Video taken from the stands and posted on YouTube showed a plane crashing nose-down during a race against several other aircraft.
The air show is hugely popular, drawing thousands of spectators annually.
After the crash, on the third lap of the race, witnesses could be heard gasping: "Oh, my God."
A huge brown cloud rose up moments afterwards and debris was strewn at high velocity over a wide area.
It is believed the plane had climbed to an altitude of 400ft before plunging at a steep angle into the ground.
Michael Houghton, chief executive of the Reno Air Racing Association, told a news conference the crash was "considered a mass casualty situation".
Stephanie Kruse, a spokeswoman for the Regional Emergency Medical Service Authority, said emergency crews took a total of 56 injury victims to three hospitals.
She said they also observed a number of people being transported by private vehicle, which they are not including in their count.
Deputy police chief Dave Evans said the remains of seven victims were recovered from the tarmac at the site, adding to two people who had already been confirmed dead by a local hospital.
Mike Draper, a spokesman for the race organisers, said the plane was piloted by 74-year-old Jimmy Leeward.
He is a well-known local veteran airman and a movie stunt pilot who was flying a P-51 Mustang called The Galloping Ghost.
On Thursday, he talked about team tactics for the weekend races, saying: "Right now, I think we've calculated out, we're as fast as anybody in the field, or maybe even a little faster, but to start with, we really didn't want to show our hand, until about Saturday or Sunday.
"We've been playing poker since last Monday, and so it's ready - we're ready to show a couple more cards, so we'll see Friday what happens, and Saturday we'll probably go ahead and play our third ace, and on Sunday, we'll do our fourth ace."
In a June video posted at the website for the air race, Leeward said The Galloping Ghost raced from 1946 to 1950 in the Cleveland Air Races.
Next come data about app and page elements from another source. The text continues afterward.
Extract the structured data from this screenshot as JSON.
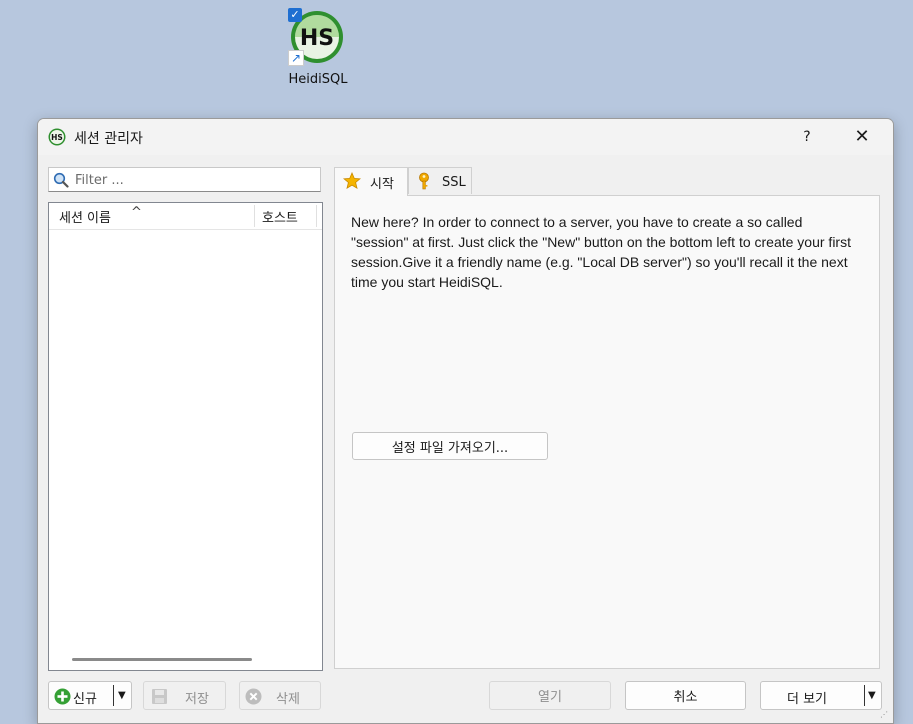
{
  "desktop": {
    "icon_label": "HeidiSQL",
    "logo_text": "HS",
    "checkbox": "✓",
    "shortcut_arrow": "↗",
    "icon_name": "heidisql-app-icon"
  },
  "dialog": {
    "title": "세션 관리자",
    "help": "?",
    "close": "✕",
    "app_icon_text": "HS"
  },
  "filter": {
    "placeholder": "Filter ..."
  },
  "session_list": {
    "columns": [
      "세션 이름",
      "호스트"
    ],
    "sort_indicator": "^"
  },
  "tabs": [
    {
      "label": "시작",
      "icon": "star-icon"
    },
    {
      "label": "SSL",
      "icon": "key-icon"
    }
  ],
  "start_tab": {
    "message": "New here? In order to connect to a server, you have to create a so called \"session\" at first. Just click the \"New\" button on the bottom left to create your first session.Give it a friendly name (e.g. \"Local DB server\") so you'll recall it the next time you start HeidiSQL.",
    "import_button": "설정 파일 가져오기..."
  },
  "buttons": {
    "new": "신규",
    "save": "저장",
    "delete": "삭제",
    "open": "열기",
    "cancel": "취소",
    "more": "더 보기"
  },
  "colors": {
    "desktop_bg": "#b7c7de",
    "accent_green": "#3aa13a",
    "accent_blue": "#1f6fd1"
  }
}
He said his crew cut 10ft off the plane's length and made other modifications to improve its aerodynamic abilities and reach speeds of 500mph.
Authorities were investigating the cause, but an official at the event said there were indications that mechanical problems were to blame.